Dog LogoPhotosBooks
BreedsHealth
BreedersTraining
NamesGrooming
VideosRescue
TalesNewsDog Mall

 

Dog Breeds

"One reason a dog
can be such a comfort when you're feeling blue
is that he doesn't try to find out why."


Author Unknown
 



 

Canaan Dog

The Canaan Dog is the national dog breed of Israel. It may have existed in the Middle East for millennia.

Appearance
The Canaan Dog, known in Israel as dog of Canaan, Kelev K'naani, is a typical pariah dog in appearance. They have a medium build, natural upright ears, and a short to medium double coat, with a harsh, flat outercoat and soft undercoat. Colour ranges from black to cream and all shades of brown and red between, usually with small white markings, or all white with colour patches. Spotting of all kinds is permitted, as well as white or black masks. Boston Terrier markings are frequent. It almost looks like a dingo.

Temperament
Canaan Dogs are natural, aloof, independent dogs. They are intelligent and learn quickly, but may get bored with repetitive exercises or become oblivious to commands if they find something of more interest. They are cautious with strangers, and will alert to any disturbances with prompt barking, thus making them excellent watchdogs. The Canaan Dog is territorial and should be kept in a fenced-in yard.

Health
In general, the Canaan Dog does not suffer from known hereditary problems.

Although the breed is one of the healthiest, Dr. George A. Padgett, DVM, listed diseases been seen, at one time or another, in the Canaan Dog in the United States: hypothyroidism, epilepsy, progressive retinal atrophy (PRA), cryptorchidism, hip dysplasia, osteochondritis dissecans (OCD).

History
The Canaan dog began in ancient times as a pariah dog in Israel. It belongs to one of the most ancient family of dogs, the spitz.

This dog is one of the oldest, dating back to biblical times. The caves of Einan and Hayonim are sites in which the oldest remains of dogs have been found (more than 10,000 years ago). In the Bible there are a number of references to roaming dogs and dogs that worked for man.Report on the Canaan dog by Israel Nature Reserves and National Parks Authority

In the Sinai Desert, a rock carving, from the first to third century AD, depicts a dog that in size and shape appears to be a Canaan type dog.

 

 

Canaan Dog
Other names: Kelev K'naani
Country of origin: Israel
Height: 19-24 inches (48-61 cm)
Weight: 37-50 pounds (16-25 kg)

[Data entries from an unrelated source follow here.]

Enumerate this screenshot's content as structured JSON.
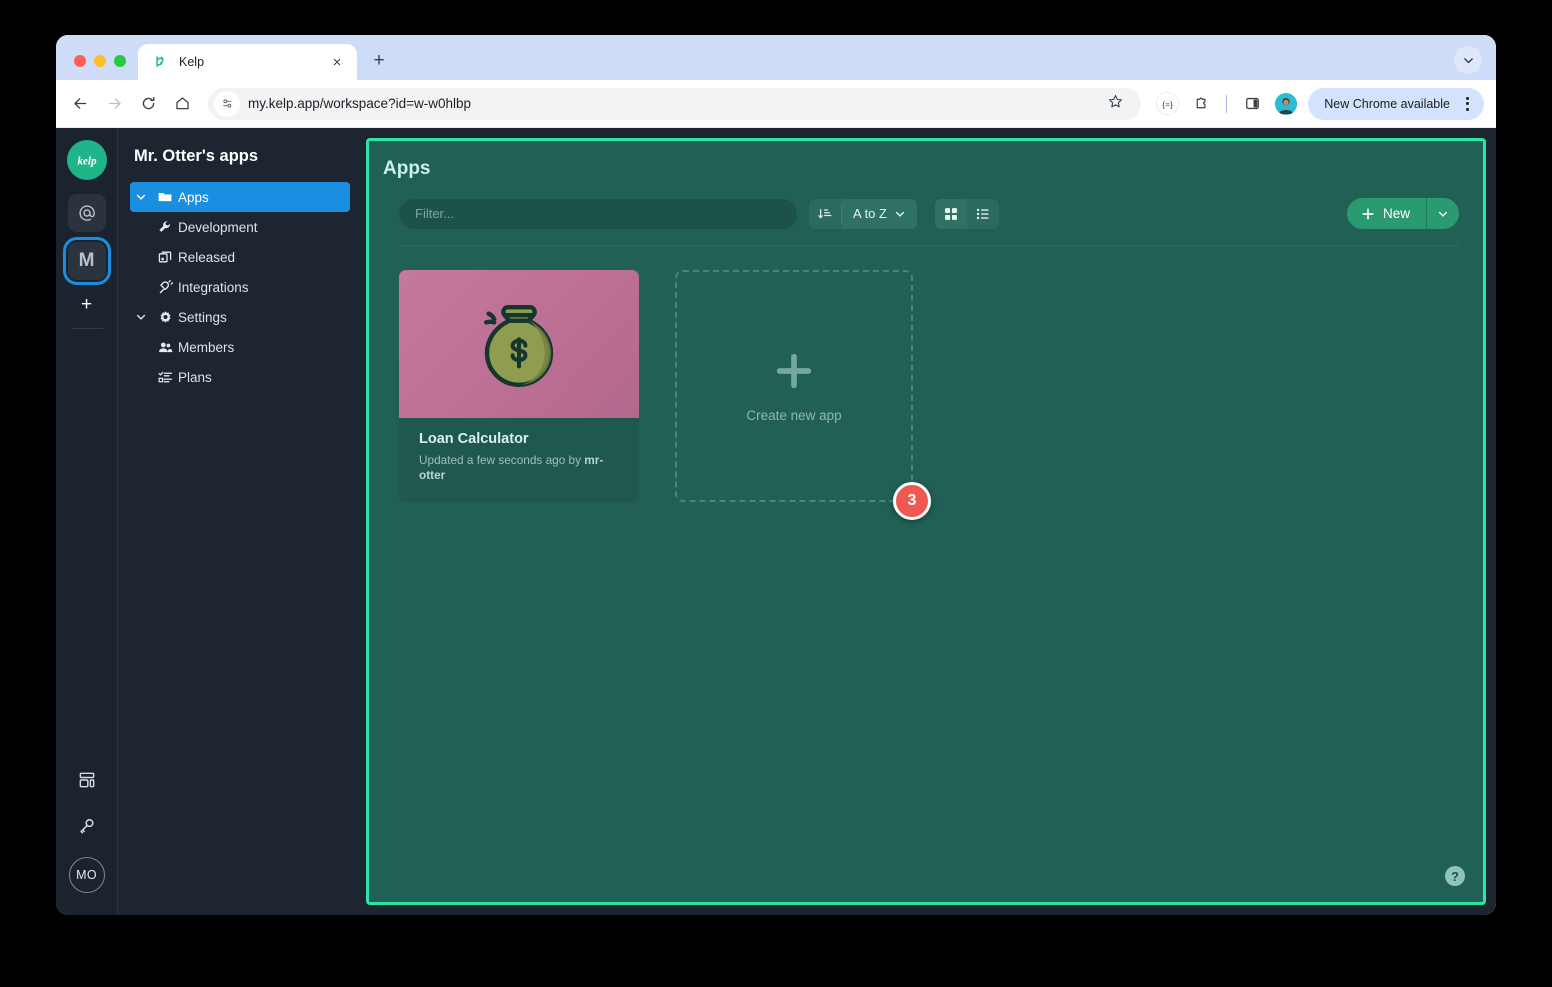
{
  "browser": {
    "tab": {
      "title": "Kelp",
      "favicon": "kelp-logo-icon",
      "close": "×"
    },
    "new_tab_label": "+",
    "tabstrip_chevron": "chevron-down-icon",
    "nav": {
      "back": "back-arrow-icon",
      "forward": "forward-arrow-icon",
      "reload": "reload-icon",
      "home": "home-icon"
    },
    "omnibox": {
      "url": "my.kelp.app/workspace?id=w-w0hlbp",
      "site_info_icon": "site-settings-icon",
      "bookmark_icon": "star-icon"
    },
    "actions": {
      "extensions_badge_icon": "equals-badge-icon",
      "extensions_icon": "puzzle-piece-icon",
      "side_panel_icon": "side-panel-icon",
      "profile_icon": "profile-avatar-icon",
      "update_label": "New Chrome available",
      "menu_icon": "three-dot-menu-icon"
    }
  },
  "rail": {
    "logo": {
      "name": "kelp-logo",
      "text": "kelp"
    },
    "items": [
      {
        "name": "workspace-at",
        "label": "@",
        "selected": false
      },
      {
        "name": "workspace-m",
        "label": "M",
        "selected": true
      }
    ],
    "add_label": "+",
    "bottom": [
      {
        "name": "templates-icon"
      },
      {
        "name": "key-icon"
      }
    ],
    "avatar": "MO"
  },
  "sidebar": {
    "title": "Mr. Otter's apps",
    "items": [
      {
        "label": "Apps",
        "icon": "folder-icon",
        "caret": "chevron-down-icon",
        "active": true,
        "level": 0
      },
      {
        "label": "Development",
        "icon": "wrench-icon",
        "caret": "",
        "active": false,
        "level": 1
      },
      {
        "label": "Released",
        "icon": "copy-icon",
        "caret": "",
        "active": false,
        "level": 1
      },
      {
        "label": "Integrations",
        "icon": "plug-icon",
        "caret": "",
        "active": false,
        "level": 0
      },
      {
        "label": "Settings",
        "icon": "gear-icon",
        "caret": "chevron-down-icon",
        "active": false,
        "level": 0
      },
      {
        "label": "Members",
        "icon": "people-icon",
        "caret": "",
        "active": false,
        "level": 1
      },
      {
        "label": "Plans",
        "icon": "list-check-icon",
        "caret": "",
        "active": false,
        "level": 1
      }
    ]
  },
  "main": {
    "title": "Apps",
    "filter_placeholder": "Filter...",
    "filter_value": "",
    "sort": {
      "icon": "sort-ascending-icon",
      "label": "A to Z",
      "caret": "chevron-down-icon"
    },
    "view": {
      "grid_icon": "grid-view-icon",
      "list_icon": "list-view-icon",
      "active": "grid"
    },
    "new_button": {
      "label": "New",
      "plus": "plus-icon",
      "caret": "chevron-down-icon"
    },
    "apps": [
      {
        "name": "Loan Calculator",
        "meta_prefix": "Updated a few seconds ago by ",
        "meta_author": "mr-otter",
        "art_icon": "money-bag-icon"
      }
    ],
    "create_card": {
      "label": "Create new app",
      "plus": "plus-icon"
    },
    "badge": "3",
    "help": "?"
  },
  "colors": {
    "accent_border": "#2ae6a4",
    "panel_bg": "#206055",
    "sidebar_active": "#1a8fe0",
    "new_button": "#2a9a70",
    "badge_red": "#ee5a52",
    "card_art": "#c4799c"
  }
}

In Ashkelon, a graveyard was discovered, believed to be Phoenician from the middle of the fifth century BC. It contained 700 dogs, all carefully buried in the same position, on their sides with legs flexed and tail tucked in around the hind legs. According to the archaeologists, there was a strong similarity between these dogs and the "Bedouin pariah dogs," or the Canaan dog. A sarcophagus dated from the end of the fourth century BC, was found in Sidon, on which Alexander the Great and the King of Sidon are painted hunting a lion with a hunting dog similar in build to the dogs of Ashkelon, and similar in appearance to the Canaan dog.Where does the Canaan Dog come from?

The Canaan dog was the guard and herd dog of the ancient Israelites, guarding their camps and flocks. They were plentiful in the region until the dispersion of the Israelites by the Romans in the 2nd century. As the Hebrew population dropped, the majority of the dogs sought refuge in the Negev Desert, a natural reservoir of Israeli wildlife. Avoiding extinction, they remained undomesticated for the most part, although some lived with the Bedouins and earned their keep by guarding the herds and camps. Some were also guards for the Druze on Mount Carmel.

The Canaan is very similar to the Jindo dog, both in looks and characteristics. There is a legend that the Jindo arrived in Korea with one of Genghis Khan's generals and his army which eventually got stranded on the island of Jindo and incorporated itself into the local community. Perhaps they followed the army back from Canaan; this would explain the similarities in both look and character as well as their restriction, in Korea, to the island of Jindo. Unsurprisingly the Canaan dog is considered a national treasure in Israel as is the Jindo dog in Korea.

Collection of wild Canaan dogs has all but ceased. The last two dogs that were collected in the Negev in the mid-1990s, and most of the Canaan dogs living in the open were destroyed by the Israeli government in the fight against rabies. Even the majority of Bedouin dogs today are mixed with other breeds.